» Required action
Find the line containing "Extract the structured", then print it and each line after it through the end of the listing exactly, with no pictures.

» Exercise data
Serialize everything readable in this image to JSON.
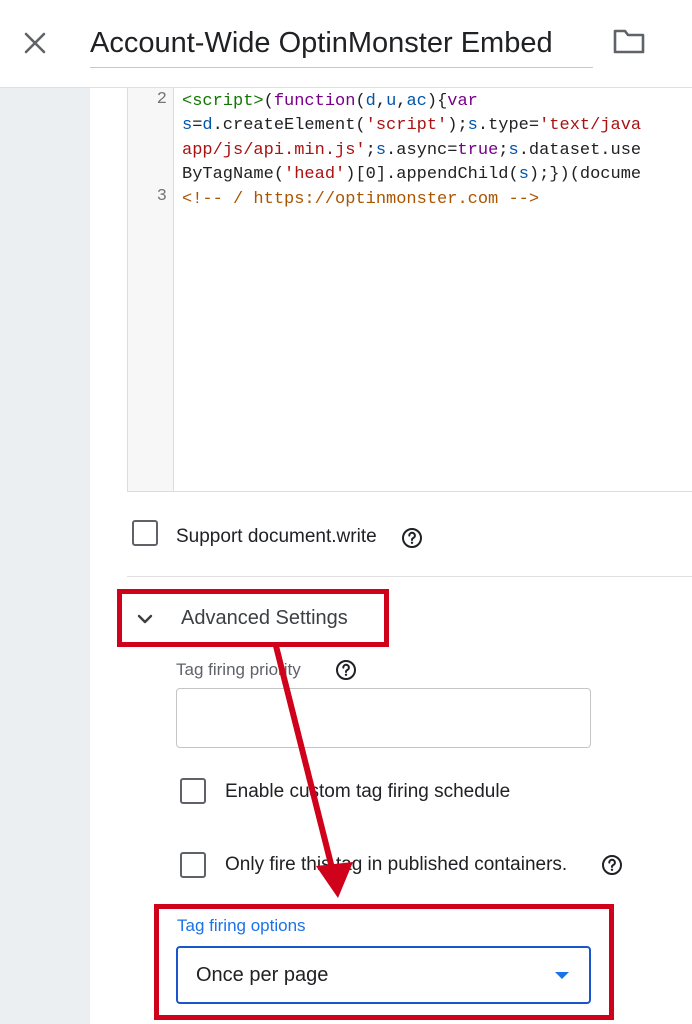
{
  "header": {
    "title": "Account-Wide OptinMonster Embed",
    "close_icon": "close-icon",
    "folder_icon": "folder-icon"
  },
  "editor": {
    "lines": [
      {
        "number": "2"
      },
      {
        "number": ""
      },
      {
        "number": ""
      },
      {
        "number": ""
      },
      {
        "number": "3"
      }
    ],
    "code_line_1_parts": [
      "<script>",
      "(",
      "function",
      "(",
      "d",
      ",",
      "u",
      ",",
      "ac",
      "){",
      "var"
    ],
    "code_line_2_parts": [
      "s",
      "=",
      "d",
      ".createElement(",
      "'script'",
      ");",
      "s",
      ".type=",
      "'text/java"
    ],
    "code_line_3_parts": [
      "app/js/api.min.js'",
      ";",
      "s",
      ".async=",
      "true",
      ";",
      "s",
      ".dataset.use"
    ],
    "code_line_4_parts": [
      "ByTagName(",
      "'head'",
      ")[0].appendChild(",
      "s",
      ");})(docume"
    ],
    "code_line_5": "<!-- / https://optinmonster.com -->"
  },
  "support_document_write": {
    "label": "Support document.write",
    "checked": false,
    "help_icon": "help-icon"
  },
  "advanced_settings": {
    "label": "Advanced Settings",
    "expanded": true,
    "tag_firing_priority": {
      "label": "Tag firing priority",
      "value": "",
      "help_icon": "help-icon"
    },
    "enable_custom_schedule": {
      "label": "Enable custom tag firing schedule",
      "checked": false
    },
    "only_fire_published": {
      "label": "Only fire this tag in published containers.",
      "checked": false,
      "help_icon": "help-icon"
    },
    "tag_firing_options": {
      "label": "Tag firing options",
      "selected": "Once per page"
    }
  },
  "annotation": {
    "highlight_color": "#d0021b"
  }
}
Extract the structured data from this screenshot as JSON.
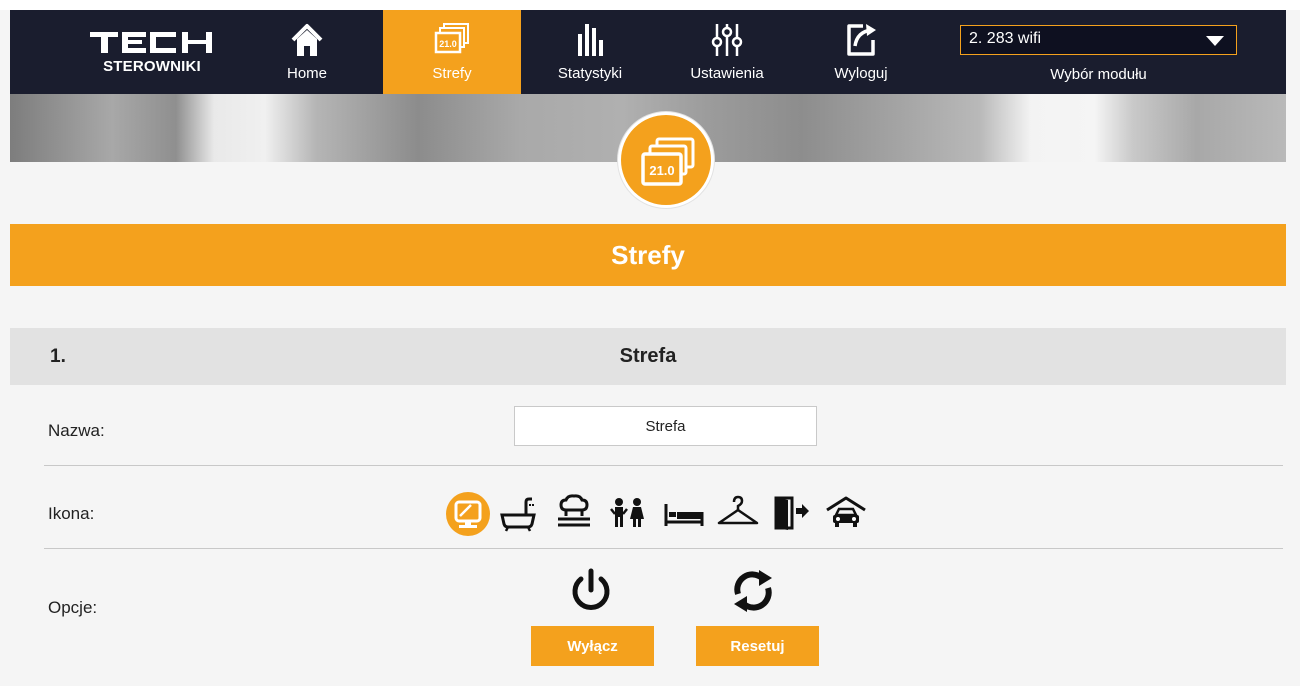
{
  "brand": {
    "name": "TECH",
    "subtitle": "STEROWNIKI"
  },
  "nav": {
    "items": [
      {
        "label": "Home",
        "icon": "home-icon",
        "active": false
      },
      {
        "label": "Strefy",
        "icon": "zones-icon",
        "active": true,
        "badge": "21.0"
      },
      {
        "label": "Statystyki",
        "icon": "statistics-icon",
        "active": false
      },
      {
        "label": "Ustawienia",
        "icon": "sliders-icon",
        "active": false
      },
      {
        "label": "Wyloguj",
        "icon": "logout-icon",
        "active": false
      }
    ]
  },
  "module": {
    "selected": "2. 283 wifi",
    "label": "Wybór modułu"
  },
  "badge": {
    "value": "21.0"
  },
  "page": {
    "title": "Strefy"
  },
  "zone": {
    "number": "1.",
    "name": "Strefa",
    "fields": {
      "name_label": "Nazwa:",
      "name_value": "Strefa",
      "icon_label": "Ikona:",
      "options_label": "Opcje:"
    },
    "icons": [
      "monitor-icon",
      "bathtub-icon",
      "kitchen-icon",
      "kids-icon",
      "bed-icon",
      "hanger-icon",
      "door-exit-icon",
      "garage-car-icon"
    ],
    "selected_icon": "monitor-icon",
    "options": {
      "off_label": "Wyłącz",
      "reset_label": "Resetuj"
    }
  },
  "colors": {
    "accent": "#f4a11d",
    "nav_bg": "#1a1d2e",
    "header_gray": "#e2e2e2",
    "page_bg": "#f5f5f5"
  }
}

» Final answer
Extract the structured data from this screenshot as JSON.
{
  "brand": {
    "name": "TECH",
    "subtitle": "STEROWNIKI"
  },
  "nav": {
    "items": [
      {
        "label": "Home",
        "icon": "home-icon",
        "active": false
      },
      {
        "label": "Strefy",
        "icon": "zones-icon",
        "active": true,
        "badge": "21.0"
      },
      {
        "label": "Statystyki",
        "icon": "statistics-icon",
        "active": false
      },
      {
        "label": "Ustawienia",
        "icon": "sliders-icon",
        "active": false
      },
      {
        "label": "Wyloguj",
        "icon": "logout-icon",
        "active": false
      }
    ]
  },
  "module": {
    "selected": "2. 283 wifi",
    "label": "Wybór modułu"
  },
  "badge": {
    "value": "21.0"
  },
  "page": {
    "title": "Strefy"
  },
  "zone": {
    "number": "1.",
    "name": "Strefa",
    "fields": {
      "name_label": "Nazwa:",
      "name_value": "Strefa",
      "icon_label": "Ikona:",
      "options_label": "Opcje:"
    },
    "icons": [
      "monitor-icon",
      "bathtub-icon",
      "kitchen-icon",
      "kids-icon",
      "bed-icon",
      "hanger-icon",
      "door-exit-icon",
      "garage-car-icon"
    ],
    "selected_icon": "monitor-icon",
    "options": {
      "off_label": "Wyłącz",
      "reset_label": "Resetuj"
    }
  },
  "colors": {
    "accent": "#f4a11d",
    "nav_bg": "#1a1d2e",
    "header_gray": "#e2e2e2",
    "page_bg": "#f5f5f5"
  }
}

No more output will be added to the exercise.